> [WORK TO BE COMPLETED]: Identify every line in the records below that contains the word "совпадение", and copy each of those lines.

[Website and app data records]
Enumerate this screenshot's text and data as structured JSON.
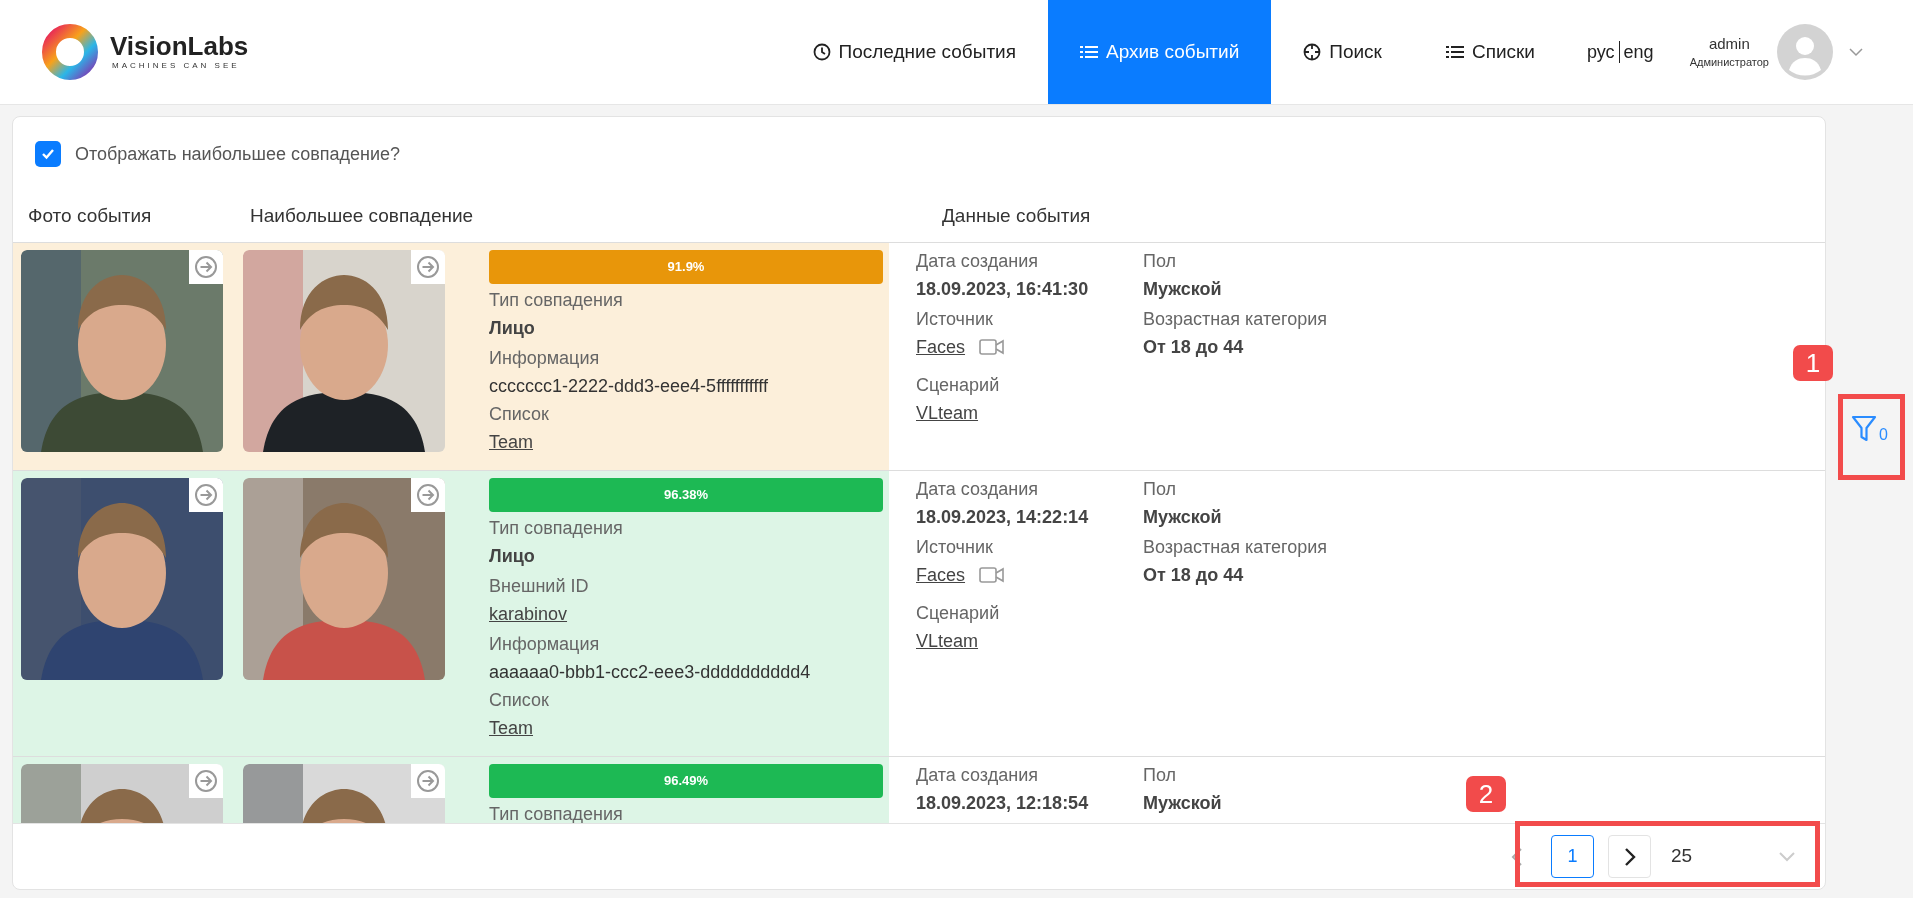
{
  "header": {
    "logo": {
      "name": "VisionLabs",
      "tagline": "MACHINES CAN SEE"
    },
    "nav": [
      {
        "label": "Последние события",
        "kind": "clock",
        "selected": false
      },
      {
        "label": "Архив событий",
        "kind": "list",
        "selected": true
      },
      {
        "label": "Поиск",
        "kind": "target",
        "selected": false
      },
      {
        "label": "Списки",
        "kind": "list",
        "selected": false
      }
    ],
    "languages": [
      "рус",
      "eng"
    ],
    "user": {
      "name": "admin",
      "role": "Администратор"
    }
  },
  "show_best_match": {
    "label": "Отображать наибольшее совпадение?",
    "checked": true
  },
  "columns": [
    "Фото события",
    "Наибольшее совпадение",
    "Данные события"
  ],
  "events": [
    {
      "color": "#e8960a",
      "score": "91.9%",
      "match_fields": [
        {
          "label": "Тип совпадения",
          "value": "Лицо",
          "kind": "text"
        },
        {
          "label": "Информация",
          "value": "ccccccc1-2222-ddd3-eee4-5fffffffffff",
          "kind": "plain"
        },
        {
          "label": "Список",
          "value": "Team",
          "kind": "link"
        }
      ],
      "data_left": [
        {
          "label": "Дата создания",
          "value": "18.09.2023, 16:41:30",
          "kind": "text"
        },
        {
          "label": "Источник",
          "value": "Faces",
          "kind": "source"
        },
        {
          "label": "Сценарий",
          "value": "VLteam",
          "kind": "link"
        }
      ],
      "data_right": [
        {
          "label": "Пол",
          "value": "Мужской",
          "kind": "text"
        },
        {
          "label": "Возрастная категория",
          "value": "От 18 до 44",
          "kind": "text"
        }
      ]
    },
    {
      "color": "#1db954",
      "score": "96.38%",
      "match_fields": [
        {
          "label": "Тип совпадения",
          "value": "Лицо",
          "kind": "text"
        },
        {
          "label": "Внешний ID",
          "value": "karabinov",
          "kind": "link"
        },
        {
          "label": "Информация",
          "value": "aaaaaa0-bbb1-ccc2-eee3-dddddddddd4",
          "kind": "plain"
        },
        {
          "label": "Список",
          "value": "Team",
          "kind": "link"
        }
      ],
      "data_left": [
        {
          "label": "Дата создания",
          "value": "18.09.2023, 14:22:14",
          "kind": "text"
        },
        {
          "label": "Источник",
          "value": "Faces",
          "kind": "source"
        },
        {
          "label": "Сценарий",
          "value": "VLteam",
          "kind": "link"
        }
      ],
      "data_right": [
        {
          "label": "Пол",
          "value": "Мужской",
          "kind": "text"
        },
        {
          "label": "Возрастная категория",
          "value": "От 18 до 44",
          "kind": "text"
        }
      ]
    },
    {
      "color": "#1db954",
      "score": "96.49%",
      "match_fields": [
        {
          "label": "Тип совпадения",
          "kind": "label"
        }
      ],
      "data_left": [
        {
          "label": "Дата создания",
          "value": "18.09.2023, 12:18:54",
          "kind": "text"
        }
      ],
      "data_right": [
        {
          "label": "Пол",
          "value": "Мужской",
          "kind": "text"
        }
      ]
    }
  ],
  "filter": {
    "count": "0"
  },
  "pagination": {
    "current": "1",
    "page_size": "25"
  },
  "annotations": [
    {
      "label": "1"
    },
    {
      "label": "2"
    }
  ]
}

> [COMPLETED EXERCISE]:
    "label": "Отображать наибольшее совпадение?",
    "Наибольшее совпадение",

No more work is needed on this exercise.